   Flynn made full use of the elevation changes on the property (they aren’t kidding about the Rolling part) and the greens are borderline diabolical.
   “The greens here, Flynn leaves the players above the hole time and time again,” tournament director Shannon Rouillard said Tuesday.
   It is the second of four USGA events that will be staged in Pennsylvania this year with the U.S. Open returning to Oakmont Country Club for the ninth time, the U.S. Mid-Amateur being staged at Stonewall in northwest Chester County and the U.S. Women’s Mid-Amateur slated for The Kahkwa Club in Erie.
   “Pennsylvania is so rich in golf, so rich in the history of the game with so many classic golf courses,” Rouillard said. “We just can’t help but keep coming back to Pennsylvania and to the Philadelphia area in particular.”
   You can see 156 of the best women players in the world, free of charge, beginning Aug. 1 at Rolling Green.

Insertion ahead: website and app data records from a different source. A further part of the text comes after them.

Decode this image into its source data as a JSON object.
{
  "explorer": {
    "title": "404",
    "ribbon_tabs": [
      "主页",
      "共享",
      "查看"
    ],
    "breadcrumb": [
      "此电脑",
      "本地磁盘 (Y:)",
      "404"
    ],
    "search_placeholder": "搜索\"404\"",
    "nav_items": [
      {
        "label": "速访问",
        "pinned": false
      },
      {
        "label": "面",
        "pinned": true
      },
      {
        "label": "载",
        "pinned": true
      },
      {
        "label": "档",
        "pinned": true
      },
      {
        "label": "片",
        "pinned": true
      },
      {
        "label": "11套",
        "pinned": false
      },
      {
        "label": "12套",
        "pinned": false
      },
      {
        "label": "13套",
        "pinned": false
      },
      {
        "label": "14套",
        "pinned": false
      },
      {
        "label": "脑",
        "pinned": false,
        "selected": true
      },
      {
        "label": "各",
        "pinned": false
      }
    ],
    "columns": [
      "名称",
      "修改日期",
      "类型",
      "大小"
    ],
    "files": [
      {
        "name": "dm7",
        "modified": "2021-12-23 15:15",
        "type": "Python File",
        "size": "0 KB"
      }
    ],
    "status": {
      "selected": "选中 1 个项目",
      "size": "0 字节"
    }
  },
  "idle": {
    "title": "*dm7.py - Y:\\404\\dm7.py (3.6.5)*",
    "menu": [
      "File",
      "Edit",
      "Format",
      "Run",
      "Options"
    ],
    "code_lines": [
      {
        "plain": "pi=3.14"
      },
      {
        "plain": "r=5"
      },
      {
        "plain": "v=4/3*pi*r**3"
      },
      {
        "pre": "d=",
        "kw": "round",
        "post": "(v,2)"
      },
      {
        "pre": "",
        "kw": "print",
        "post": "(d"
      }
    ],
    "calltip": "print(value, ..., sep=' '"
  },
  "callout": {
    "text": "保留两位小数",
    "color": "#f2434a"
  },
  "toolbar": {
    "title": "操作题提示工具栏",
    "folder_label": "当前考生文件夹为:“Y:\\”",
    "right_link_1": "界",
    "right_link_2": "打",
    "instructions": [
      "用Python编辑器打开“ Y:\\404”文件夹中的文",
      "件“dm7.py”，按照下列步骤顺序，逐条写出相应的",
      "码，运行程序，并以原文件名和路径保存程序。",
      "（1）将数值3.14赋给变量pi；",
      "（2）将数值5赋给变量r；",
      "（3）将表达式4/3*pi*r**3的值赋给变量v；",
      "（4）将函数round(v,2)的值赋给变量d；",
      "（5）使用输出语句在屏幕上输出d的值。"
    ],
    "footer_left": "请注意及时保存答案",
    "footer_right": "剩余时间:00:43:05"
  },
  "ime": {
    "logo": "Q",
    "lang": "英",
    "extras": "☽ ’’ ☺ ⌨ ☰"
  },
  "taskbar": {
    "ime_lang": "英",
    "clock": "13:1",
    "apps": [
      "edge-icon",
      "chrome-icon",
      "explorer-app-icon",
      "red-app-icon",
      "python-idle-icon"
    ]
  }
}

Parking will be at nearby Cardinal O’Hara High School.
   There will be 36 holes of qualifying for match play Aug. 1 and 2. The field will be whittled to the 64 players who qualify for match play, which gets under way with the first round Aug. 3. Second- and third-round matches will be Aug. 4, the quarterfinals will be Aug. 5, the semifinals Aug. 6 and the scheduled 36-hole final will be Aug. 7.
   Visit the tournament website www.rggc2016.com for information, opportunities for corporate sponsorship and updates as the U.S. Women’s Amateur gets closer.